What to do. Filter the listing below for "RqPlatformDataIntegrityJobs" and report every line that has it.

[[ Given records, beginning ]]

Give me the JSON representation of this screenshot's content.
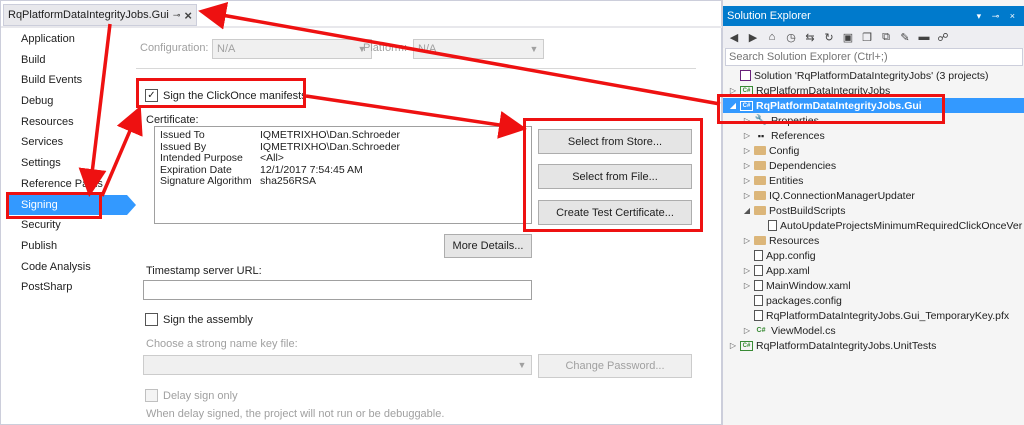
{
  "doc_tab": {
    "title": "RqPlatformDataIntegrityJobs.Gui",
    "pin_glyph": "⊸",
    "close_glyph": "×"
  },
  "nav": {
    "items": [
      {
        "label": "Application"
      },
      {
        "label": "Build"
      },
      {
        "label": "Build Events"
      },
      {
        "label": "Debug"
      },
      {
        "label": "Resources"
      },
      {
        "label": "Services"
      },
      {
        "label": "Settings"
      },
      {
        "label": "Reference Paths"
      },
      {
        "label": "Signing",
        "selected": true
      },
      {
        "label": "Security"
      },
      {
        "label": "Publish"
      },
      {
        "label": "Code Analysis"
      },
      {
        "label": "PostSharp"
      }
    ]
  },
  "config": {
    "configuration_label": "Configuration:",
    "configuration_value": "N/A",
    "platform_label": "Platform:",
    "platform_value": "N/A"
  },
  "signing": {
    "sign_manifests_label": "Sign the ClickOnce manifests",
    "sign_manifests_checked": true,
    "certificate_label": "Certificate:",
    "cert": [
      {
        "key": "Issued To",
        "value": "IQMETRIXHO\\Dan.Schroeder"
      },
      {
        "key": "Issued By",
        "value": "IQMETRIXHO\\Dan.Schroeder"
      },
      {
        "key": "Intended Purpose",
        "value": "<All>"
      },
      {
        "key": "Expiration Date",
        "value": "12/1/2017 7:54:45 AM"
      },
      {
        "key": "Signature Algorithm",
        "value": "sha256RSA"
      }
    ],
    "select_from_store": "Select from Store...",
    "select_from_file": "Select from File...",
    "create_test_cert": "Create Test Certificate...",
    "more_details": "More Details...",
    "timestamp_label": "Timestamp server URL:",
    "timestamp_value": "",
    "sign_assembly_label": "Sign the assembly",
    "strong_name_label": "Choose a strong name key file:",
    "change_password": "Change Password...",
    "delay_sign_label": "Delay sign only",
    "delay_sign_note": "When delay signed, the project will not run or be debuggable."
  },
  "solution_explorer": {
    "title": "Solution Explorer",
    "title_controls": "▾ ⊸ ×",
    "search_placeholder": "Search Solution Explorer (Ctrl+;)",
    "tree": [
      {
        "label": "Solution 'RqPlatformDataIntegrityJobs' (3 projects)",
        "icon": "sol",
        "level": 0,
        "exp": ""
      },
      {
        "label": "RqPlatformDataIntegrityJobs",
        "icon": "proj",
        "level": 0,
        "exp": "▷"
      },
      {
        "label": "RqPlatformDataIntegrityJobs.Gui",
        "icon": "proj",
        "level": 0,
        "exp": "◢",
        "selected": true
      },
      {
        "label": "Properties",
        "icon": "props",
        "level": 1,
        "exp": "▷"
      },
      {
        "label": "References",
        "icon": "ref",
        "level": 1,
        "exp": "▷"
      },
      {
        "label": "Config",
        "icon": "folder",
        "level": 1,
        "exp": "▷"
      },
      {
        "label": "Dependencies",
        "icon": "folder",
        "level": 1,
        "exp": "▷"
      },
      {
        "label": "Entities",
        "icon": "folder",
        "level": 1,
        "exp": "▷"
      },
      {
        "label": "IQ.ConnectionManagerUpdater",
        "icon": "folder",
        "level": 1,
        "exp": "▷"
      },
      {
        "label": "PostBuildScripts",
        "icon": "folder",
        "level": 1,
        "exp": "◢"
      },
      {
        "label": "AutoUpdateProjectsMinimumRequiredClickOnceVer",
        "icon": "file",
        "level": 2,
        "exp": ""
      },
      {
        "label": "Resources",
        "icon": "folder",
        "level": 1,
        "exp": "▷"
      },
      {
        "label": "App.config",
        "icon": "file",
        "level": 1,
        "exp": ""
      },
      {
        "label": "App.xaml",
        "icon": "file",
        "level": 1,
        "exp": "▷"
      },
      {
        "label": "MainWindow.xaml",
        "icon": "file",
        "level": 1,
        "exp": "▷"
      },
      {
        "label": "packages.config",
        "icon": "file",
        "level": 1,
        "exp": ""
      },
      {
        "label": "RqPlatformDataIntegrityJobs.Gui_TemporaryKey.pfx",
        "icon": "file",
        "level": 1,
        "exp": ""
      },
      {
        "label": "ViewModel.cs",
        "icon": "cs",
        "level": 1,
        "exp": "▷"
      },
      {
        "label": "RqPlatformDataIntegrityJobs.UnitTests",
        "icon": "proj",
        "level": 0,
        "exp": "▷"
      }
    ]
  },
  "colors": {
    "annotation_red": "#ee1111",
    "selection_blue": "#3399ff",
    "title_blue": "#007acc"
  }
}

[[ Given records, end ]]

Reply.
    "title": "RqPlatformDataIntegrityJobs.Gui",
        "label": "Solution 'RqPlatformDataIntegrityJobs' (3 projects)",
        "label": "RqPlatformDataIntegrityJobs",
        "label": "RqPlatformDataIntegrityJobs.Gui",
        "label": "RqPlatformDataIntegrityJobs.Gui_TemporaryKey.pfx",
        "label": "RqPlatformDataIntegrityJobs.UnitTests",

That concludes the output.